Analyst Opinion - This is an interesting idea. Do a reality TV program on the web using Jack Welch, who is arguably a more famous success than Donald Trump and focus on a real problem. In this initial segment. Hertz Connect is the target for their efforts. There is no Microsoft product placement in the show, but ads show up on the side making general statements about Microsoft's technology. The layout is creative, the talent is world class with Jack Welch, but the question is: Does it work?
You can check out the show here. It is called "It's everybody's business with Jack and Suzy Welch".
The animation on the side, which points to major points is both interesting and well done. Key quotes and lessons are captured and driven into the audience. These are interspersed with commentary on Microsoft's tools so that the there is value going back to the firm funding the effort, in this case Microsoft.
Segments are short and emphasis for the main sound bite is put up front to draw the audience into each segment. It kind of has an NCIS feel - NCIS takes a snapshot of something that occurs later in a segment and flashes just prior to the segment running.
There are audience engagement questions, which are asked throughout the presentation that should give people that participate a sense of being involved in the process and keeping them engaged.
For Hertz, this is one long product placement pitch. Regardless of whether you like the show or not, you will likely remember Hertz Connect and they are probably the biggest beneficiary of this process. Jack and Suzy Welch establish themselves as consultants who can be engaged on problems like this and many may not realize they can get someone like Jack Welch to come in and help them out.

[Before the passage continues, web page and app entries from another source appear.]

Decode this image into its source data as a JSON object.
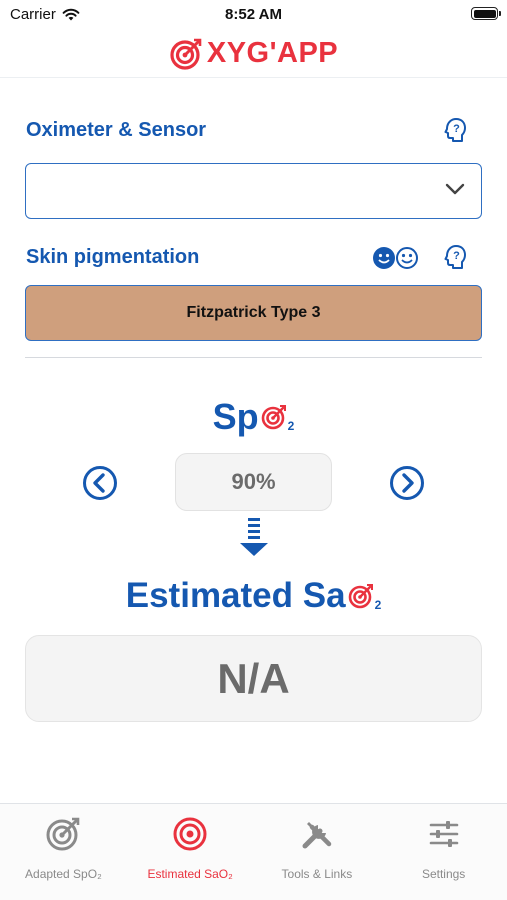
{
  "status_bar": {
    "carrier": "Carrier",
    "time": "8:52 AM"
  },
  "header": {
    "app_name": "XYG'APP",
    "brand_color": "#e9323e"
  },
  "oximeter": {
    "label": "Oximeter & Sensor",
    "selected_value": ""
  },
  "skin": {
    "label": "Skin pigmentation",
    "selected_value": "Fitzpatrick Type 3",
    "swatch_color": "#cf9f7d"
  },
  "spo2": {
    "title": "Sp",
    "subscript": "2",
    "value": "90%"
  },
  "estimated": {
    "title": "Estimated Sa",
    "subscript": "2",
    "value": "N/A"
  },
  "tabs": [
    {
      "label": "Adapted SpO₂",
      "icon": "target-arrow-icon",
      "active": false
    },
    {
      "label": "Estimated SaO₂",
      "icon": "target-icon",
      "active": true
    },
    {
      "label": "Tools & Links",
      "icon": "tools-icon",
      "active": false
    },
    {
      "label": "Settings",
      "icon": "sliders-icon",
      "active": false
    }
  ],
  "colors": {
    "primary_blue": "#1558b0",
    "accent_red": "#e9323e"
  }
}
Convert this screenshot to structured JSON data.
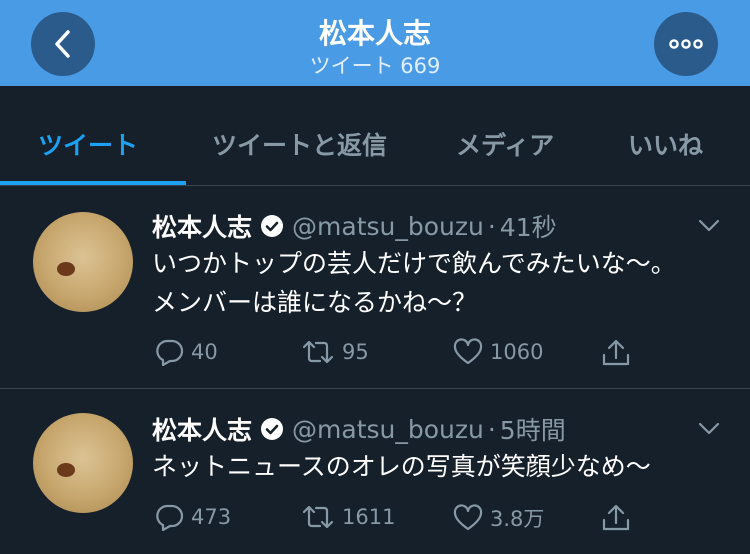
{
  "header": {
    "title": "松本人志",
    "subtitle": "ツイート 669",
    "back_icon": "chevron-left-icon",
    "more_icon": "more-horizontal-icon",
    "bg_color": "#4a9be6"
  },
  "tabs": [
    {
      "label": "ツイート",
      "active": true
    },
    {
      "label": "ツイートと返信",
      "active": false
    },
    {
      "label": "メディア",
      "active": false
    },
    {
      "label": "いいね",
      "active": false
    }
  ],
  "accent_color": "#1da1f2",
  "tweets": [
    {
      "name": "松本人志",
      "handle": "@matsu_bouzu",
      "dot": "·",
      "time": "41秒",
      "text": "いつかトップの芸人だけで飲んでみたいな〜。メンバーは誰になるかね〜？",
      "replies": "40",
      "retweets": "95",
      "likes": "1060"
    },
    {
      "name": "松本人志",
      "handle": "@matsu_bouzu",
      "dot": "·",
      "time": "5時間",
      "text": "ネットニュースのオレの写真が笑顔少なめ〜",
      "replies": "473",
      "retweets": "1611",
      "likes": "3.8万"
    }
  ]
}
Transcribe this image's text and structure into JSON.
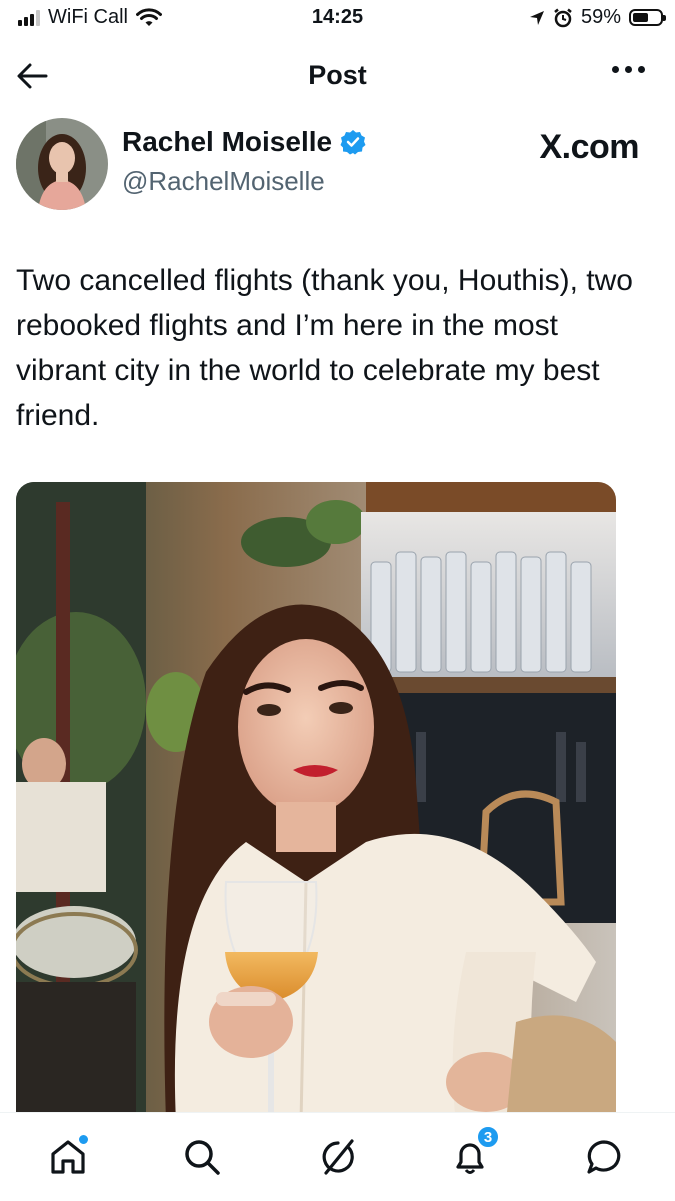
{
  "status_bar": {
    "carrier": "WiFi Call",
    "time": "14:25",
    "battery": "59%",
    "battery_level": 0.59,
    "icons": [
      "signal-icon",
      "wifi-icon",
      "location-arrow-icon",
      "alarm-icon",
      "battery-icon"
    ]
  },
  "header": {
    "title": "Post",
    "back_icon": "arrow-left-icon",
    "more_icon": "more-horizontal-icon"
  },
  "post": {
    "author_name": "Rachel Moiselle",
    "author_handle": "@RachelMoiselle",
    "verified": true,
    "watermark": "X.com",
    "text": "Two cancelled flights (thank you, Houthis), two rebooked flights and I’m here in the most vibrant city in the world to celebrate my best friend."
  },
  "tabbar": {
    "items": [
      {
        "name": "home",
        "icon": "home-icon",
        "active": true
      },
      {
        "name": "search",
        "icon": "search-icon"
      },
      {
        "name": "grok",
        "icon": "grok-icon"
      },
      {
        "name": "notifications",
        "icon": "bell-icon",
        "badge": "3"
      },
      {
        "name": "messages",
        "icon": "chat-bubble-icon"
      }
    ]
  },
  "colors": {
    "accent": "#1d9bf0",
    "text": "#0f1419",
    "secondary": "#536471"
  }
}
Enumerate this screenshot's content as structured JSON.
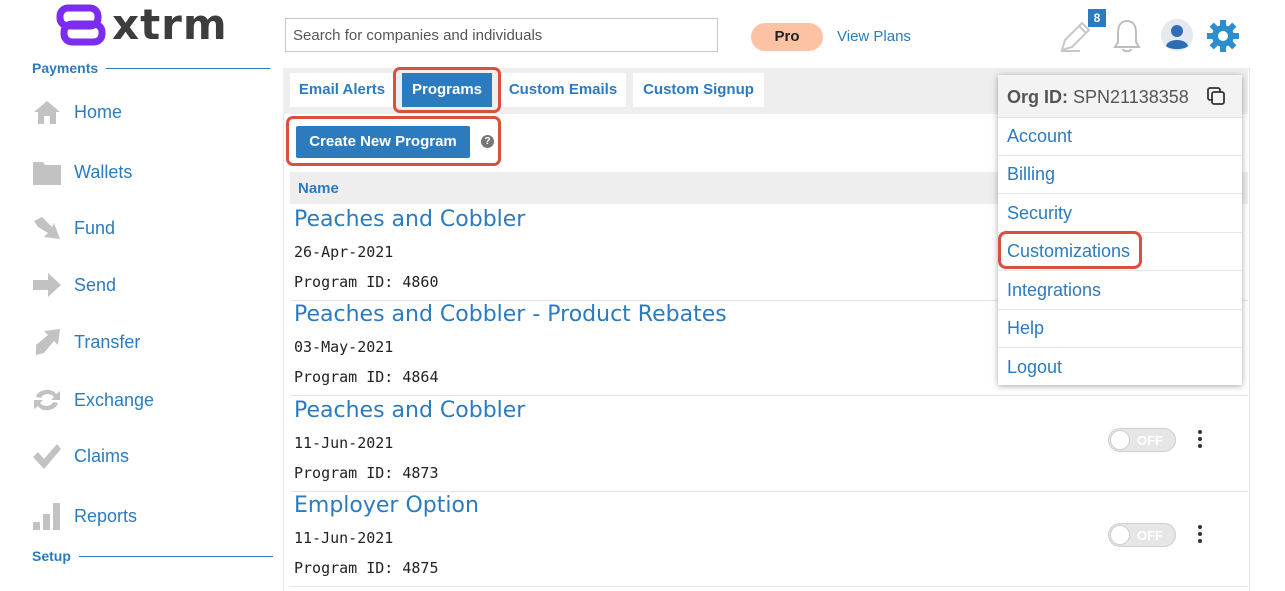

Microsoft gets brand recognition but no real connection to what is going on in the show. While their benefit is lowest from each show, were the show successful, they would get a sustaining benefit second only to Jack and Suzy Welch. It's good brand work but I wonder if it will move much Microsoft product. While offers do show up on the lower right corner of the screen, there is really nothing in the show that pulls you down to them.
I think this is a really interesting idea, but I had a real problem with the show itself. I didn't find it engaging or interesting. At the core of the effort is the program itself and, like any program, I have to care about the people in it. I can hate them, I can love them, but if I don’t care about them, I'm not likely to stick with the show and watch it to the end.
This is a problem with reality TV when there is too much reality. The reason why reality programs are popular isn't because they are real. It is because the producers set up dramatic confrontations and we tend to get fascinated by them. We don't watch the programs because we want to learn from them, we watch them to kill off a few brain cells and be entertained.
Even if we wanted to learn from something like what Hertz is going through, chances are we couldn't apply the knowledge, because our jobs aren't, and probably never will, be like those that the folks at Hertz showcased. The producers cut heavily to get to the interesting nuggets. But by doing so, I think we lost the story and the story probably wasn't that interesting.
The other big problem with reality is that, unlike the show 24, real things don't happen in 24 hours let alone in a 20 minute segment. You want a beginning, middle, and a satisfying end. This program has lots of middle but there is really no sense of what the initial problem was or whether they ever fixed it. You start off confused and leave the show unsatisfied as a result.
I think they need a lot less reality and a lot more fun.
You have two teams put together a pitch for a panel of three very vocal judges; it could be for a new company, a new project, or even a new product. One team is headed by Jack Welch and made up of MBAs, the other by Suzy Welch and made up of actors, the goal of the judges is to see if they can pick the team led by Jack Welch. The goal of the audience is to guess whether the judges will be fooled or not and they watch both the prep and the presentations. The show could include a comedian who comments on all of it via a voice over.
The subtle lesson is learning how to pitch ideas, which is something that approaches being universal, the fun is in seeing if Suzy knows enough about her husband to fool judges, and the challenge is figuring out whether the judges will be fooled. You could even use ex-CEOs as judges (could be even more fun if they didn't like each other much but had to come to a consensus).
It would be interesting to know what kind of a web based reality show you would find interesting and what you think of this one. I do think Microsoft is on to something; it's just that it needs some major modifications to make it interesting and create value in line with what they are spending. What do you think? Leave a comment below.
Rob Enderle is one of the last Inquiry Analysts. Inquiry Analysts are paid to stay up to date on current events and identify trends and either explain the trends or make suggestions, tactical and strategic, on how to best take advantage of them. Currently he provides his services to most of the major technology and media companies.
The opinions expressed in this commentary are solely those of the writer.